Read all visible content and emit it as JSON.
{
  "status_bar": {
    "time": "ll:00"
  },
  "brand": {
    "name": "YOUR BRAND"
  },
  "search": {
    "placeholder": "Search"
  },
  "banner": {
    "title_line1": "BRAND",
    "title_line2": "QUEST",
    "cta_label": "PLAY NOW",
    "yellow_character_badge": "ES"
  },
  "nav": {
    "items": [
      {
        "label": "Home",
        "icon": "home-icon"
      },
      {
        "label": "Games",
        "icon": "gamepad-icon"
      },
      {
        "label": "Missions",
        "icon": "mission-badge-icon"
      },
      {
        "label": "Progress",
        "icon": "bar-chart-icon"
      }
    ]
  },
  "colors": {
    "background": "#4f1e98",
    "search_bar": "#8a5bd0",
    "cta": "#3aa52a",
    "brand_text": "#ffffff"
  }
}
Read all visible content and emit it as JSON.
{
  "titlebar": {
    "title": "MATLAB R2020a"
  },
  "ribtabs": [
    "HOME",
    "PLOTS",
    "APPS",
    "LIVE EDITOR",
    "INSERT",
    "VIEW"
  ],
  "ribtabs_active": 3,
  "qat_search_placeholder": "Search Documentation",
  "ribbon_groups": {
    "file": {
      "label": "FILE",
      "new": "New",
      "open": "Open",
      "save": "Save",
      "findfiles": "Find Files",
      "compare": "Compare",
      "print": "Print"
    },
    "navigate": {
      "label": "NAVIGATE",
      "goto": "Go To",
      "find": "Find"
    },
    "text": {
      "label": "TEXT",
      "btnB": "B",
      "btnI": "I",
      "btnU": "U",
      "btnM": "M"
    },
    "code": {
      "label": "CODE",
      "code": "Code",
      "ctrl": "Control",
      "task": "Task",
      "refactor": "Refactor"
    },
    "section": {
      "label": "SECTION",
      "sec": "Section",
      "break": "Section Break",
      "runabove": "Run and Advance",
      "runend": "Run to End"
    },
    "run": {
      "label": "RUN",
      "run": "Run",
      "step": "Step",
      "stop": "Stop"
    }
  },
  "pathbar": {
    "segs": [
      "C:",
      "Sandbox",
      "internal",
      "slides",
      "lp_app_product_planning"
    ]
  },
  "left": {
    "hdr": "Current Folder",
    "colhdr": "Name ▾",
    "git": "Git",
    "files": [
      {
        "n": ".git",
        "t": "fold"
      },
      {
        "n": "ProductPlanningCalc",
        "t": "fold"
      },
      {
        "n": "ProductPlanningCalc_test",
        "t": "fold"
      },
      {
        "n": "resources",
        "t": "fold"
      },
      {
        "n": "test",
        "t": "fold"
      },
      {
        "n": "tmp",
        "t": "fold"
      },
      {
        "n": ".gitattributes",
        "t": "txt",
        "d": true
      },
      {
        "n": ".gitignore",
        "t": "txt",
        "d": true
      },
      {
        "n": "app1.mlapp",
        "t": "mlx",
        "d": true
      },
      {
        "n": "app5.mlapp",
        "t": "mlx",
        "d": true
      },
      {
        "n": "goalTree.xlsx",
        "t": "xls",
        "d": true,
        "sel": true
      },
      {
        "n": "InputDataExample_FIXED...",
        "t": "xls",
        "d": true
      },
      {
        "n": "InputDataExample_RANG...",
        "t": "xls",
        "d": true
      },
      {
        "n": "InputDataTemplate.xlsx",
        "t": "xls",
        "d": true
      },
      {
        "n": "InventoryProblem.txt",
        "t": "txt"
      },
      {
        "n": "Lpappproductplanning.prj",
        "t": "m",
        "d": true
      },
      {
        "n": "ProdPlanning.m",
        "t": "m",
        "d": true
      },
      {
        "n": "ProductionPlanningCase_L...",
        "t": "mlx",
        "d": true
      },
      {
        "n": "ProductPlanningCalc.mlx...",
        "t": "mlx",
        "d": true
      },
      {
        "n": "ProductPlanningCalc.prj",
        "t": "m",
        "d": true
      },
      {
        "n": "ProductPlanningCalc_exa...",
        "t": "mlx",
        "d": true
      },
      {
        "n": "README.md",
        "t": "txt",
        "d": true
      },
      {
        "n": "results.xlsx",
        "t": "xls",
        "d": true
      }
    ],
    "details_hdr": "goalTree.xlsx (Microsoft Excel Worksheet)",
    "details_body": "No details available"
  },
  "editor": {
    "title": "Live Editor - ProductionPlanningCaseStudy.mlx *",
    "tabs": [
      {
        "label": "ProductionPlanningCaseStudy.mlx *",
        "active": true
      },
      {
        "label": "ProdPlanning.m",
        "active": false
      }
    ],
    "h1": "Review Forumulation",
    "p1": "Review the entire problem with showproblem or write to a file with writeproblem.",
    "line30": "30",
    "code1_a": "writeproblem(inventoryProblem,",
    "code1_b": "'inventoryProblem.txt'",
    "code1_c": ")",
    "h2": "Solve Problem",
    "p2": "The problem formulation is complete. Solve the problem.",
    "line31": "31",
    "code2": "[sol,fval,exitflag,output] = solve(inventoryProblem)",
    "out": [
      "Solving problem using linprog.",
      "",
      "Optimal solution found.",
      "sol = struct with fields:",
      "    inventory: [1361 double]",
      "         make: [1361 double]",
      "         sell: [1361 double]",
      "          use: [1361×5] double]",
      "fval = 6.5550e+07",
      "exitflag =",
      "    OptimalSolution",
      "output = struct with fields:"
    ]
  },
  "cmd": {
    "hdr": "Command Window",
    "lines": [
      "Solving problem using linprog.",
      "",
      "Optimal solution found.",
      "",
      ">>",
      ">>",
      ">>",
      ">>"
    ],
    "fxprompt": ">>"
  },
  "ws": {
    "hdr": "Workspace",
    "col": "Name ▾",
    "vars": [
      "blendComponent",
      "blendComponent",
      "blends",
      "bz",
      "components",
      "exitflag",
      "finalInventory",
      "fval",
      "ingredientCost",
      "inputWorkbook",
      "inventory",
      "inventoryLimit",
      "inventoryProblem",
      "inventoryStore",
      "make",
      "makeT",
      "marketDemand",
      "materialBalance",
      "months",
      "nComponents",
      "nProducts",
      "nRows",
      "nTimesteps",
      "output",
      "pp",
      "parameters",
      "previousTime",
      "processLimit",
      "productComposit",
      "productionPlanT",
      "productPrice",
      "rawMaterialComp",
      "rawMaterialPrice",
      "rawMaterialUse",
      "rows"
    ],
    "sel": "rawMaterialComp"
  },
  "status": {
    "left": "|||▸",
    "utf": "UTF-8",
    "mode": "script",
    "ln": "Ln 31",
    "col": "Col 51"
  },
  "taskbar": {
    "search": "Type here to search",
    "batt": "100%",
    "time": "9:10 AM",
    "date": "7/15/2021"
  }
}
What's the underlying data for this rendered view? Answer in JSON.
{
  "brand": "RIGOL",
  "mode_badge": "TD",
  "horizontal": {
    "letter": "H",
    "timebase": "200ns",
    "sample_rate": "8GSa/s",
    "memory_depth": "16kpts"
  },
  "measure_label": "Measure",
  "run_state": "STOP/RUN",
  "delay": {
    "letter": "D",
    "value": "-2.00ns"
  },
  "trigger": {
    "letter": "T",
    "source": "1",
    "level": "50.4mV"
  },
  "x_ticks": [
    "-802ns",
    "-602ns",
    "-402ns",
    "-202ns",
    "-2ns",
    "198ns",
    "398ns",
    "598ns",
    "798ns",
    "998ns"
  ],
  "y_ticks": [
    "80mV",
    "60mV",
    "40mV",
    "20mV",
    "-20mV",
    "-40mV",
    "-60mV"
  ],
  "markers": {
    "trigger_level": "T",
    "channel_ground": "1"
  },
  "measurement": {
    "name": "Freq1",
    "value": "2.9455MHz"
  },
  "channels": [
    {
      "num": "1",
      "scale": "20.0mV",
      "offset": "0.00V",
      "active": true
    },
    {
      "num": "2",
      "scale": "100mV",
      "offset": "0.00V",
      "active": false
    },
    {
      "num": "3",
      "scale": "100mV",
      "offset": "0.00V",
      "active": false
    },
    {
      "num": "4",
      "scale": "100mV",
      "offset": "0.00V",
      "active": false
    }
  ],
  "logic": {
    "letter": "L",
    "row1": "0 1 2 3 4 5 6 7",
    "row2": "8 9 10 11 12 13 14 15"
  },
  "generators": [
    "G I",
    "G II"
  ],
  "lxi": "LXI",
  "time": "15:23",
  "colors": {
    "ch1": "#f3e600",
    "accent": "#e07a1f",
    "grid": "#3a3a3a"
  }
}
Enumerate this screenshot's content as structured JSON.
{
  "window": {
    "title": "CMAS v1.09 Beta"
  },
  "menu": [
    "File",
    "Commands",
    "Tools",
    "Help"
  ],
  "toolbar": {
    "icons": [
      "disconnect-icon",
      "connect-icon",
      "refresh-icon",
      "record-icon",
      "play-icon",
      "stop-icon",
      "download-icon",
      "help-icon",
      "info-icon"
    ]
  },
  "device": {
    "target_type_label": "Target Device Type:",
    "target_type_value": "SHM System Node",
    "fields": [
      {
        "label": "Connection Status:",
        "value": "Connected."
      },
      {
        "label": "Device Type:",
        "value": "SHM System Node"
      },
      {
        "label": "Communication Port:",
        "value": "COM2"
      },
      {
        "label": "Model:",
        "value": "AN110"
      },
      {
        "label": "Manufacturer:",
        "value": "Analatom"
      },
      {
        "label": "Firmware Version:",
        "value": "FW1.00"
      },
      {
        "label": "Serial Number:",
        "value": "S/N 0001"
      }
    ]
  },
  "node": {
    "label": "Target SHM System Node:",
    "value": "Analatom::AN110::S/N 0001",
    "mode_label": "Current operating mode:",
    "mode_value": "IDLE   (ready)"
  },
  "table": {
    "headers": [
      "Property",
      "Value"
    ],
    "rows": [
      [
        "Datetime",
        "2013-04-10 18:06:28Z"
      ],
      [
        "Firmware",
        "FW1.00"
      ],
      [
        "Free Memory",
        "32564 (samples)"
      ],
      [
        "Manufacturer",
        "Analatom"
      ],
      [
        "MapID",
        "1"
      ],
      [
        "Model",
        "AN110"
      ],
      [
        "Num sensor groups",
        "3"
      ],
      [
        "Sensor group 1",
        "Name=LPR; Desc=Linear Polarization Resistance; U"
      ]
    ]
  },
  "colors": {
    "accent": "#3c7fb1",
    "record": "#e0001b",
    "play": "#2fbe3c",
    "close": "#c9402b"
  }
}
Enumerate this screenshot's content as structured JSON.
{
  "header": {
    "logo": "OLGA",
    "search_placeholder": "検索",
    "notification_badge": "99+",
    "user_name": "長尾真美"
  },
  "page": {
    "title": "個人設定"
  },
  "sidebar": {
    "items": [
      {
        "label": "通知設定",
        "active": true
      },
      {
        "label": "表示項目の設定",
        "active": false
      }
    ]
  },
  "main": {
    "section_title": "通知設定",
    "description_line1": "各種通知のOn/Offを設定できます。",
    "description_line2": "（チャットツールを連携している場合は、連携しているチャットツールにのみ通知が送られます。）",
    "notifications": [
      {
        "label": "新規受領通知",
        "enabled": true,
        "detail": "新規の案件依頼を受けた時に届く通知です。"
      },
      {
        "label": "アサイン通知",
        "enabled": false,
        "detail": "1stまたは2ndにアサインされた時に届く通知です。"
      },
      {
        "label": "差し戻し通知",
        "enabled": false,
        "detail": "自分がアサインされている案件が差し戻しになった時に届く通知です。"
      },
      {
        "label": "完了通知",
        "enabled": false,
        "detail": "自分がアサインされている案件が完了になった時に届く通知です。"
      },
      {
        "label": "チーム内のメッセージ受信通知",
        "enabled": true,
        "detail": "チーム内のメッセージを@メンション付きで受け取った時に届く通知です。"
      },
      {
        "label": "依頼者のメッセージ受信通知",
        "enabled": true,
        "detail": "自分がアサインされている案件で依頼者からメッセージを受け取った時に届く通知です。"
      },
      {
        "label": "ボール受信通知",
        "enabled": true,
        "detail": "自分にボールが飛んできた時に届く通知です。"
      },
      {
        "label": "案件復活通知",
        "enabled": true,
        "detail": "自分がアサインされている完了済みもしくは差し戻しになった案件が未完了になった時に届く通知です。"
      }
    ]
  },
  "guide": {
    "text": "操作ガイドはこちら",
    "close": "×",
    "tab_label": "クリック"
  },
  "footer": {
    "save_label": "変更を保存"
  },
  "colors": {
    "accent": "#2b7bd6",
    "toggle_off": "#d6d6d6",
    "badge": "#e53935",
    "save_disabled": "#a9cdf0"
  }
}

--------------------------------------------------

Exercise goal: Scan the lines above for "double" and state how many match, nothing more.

Problem solution: 4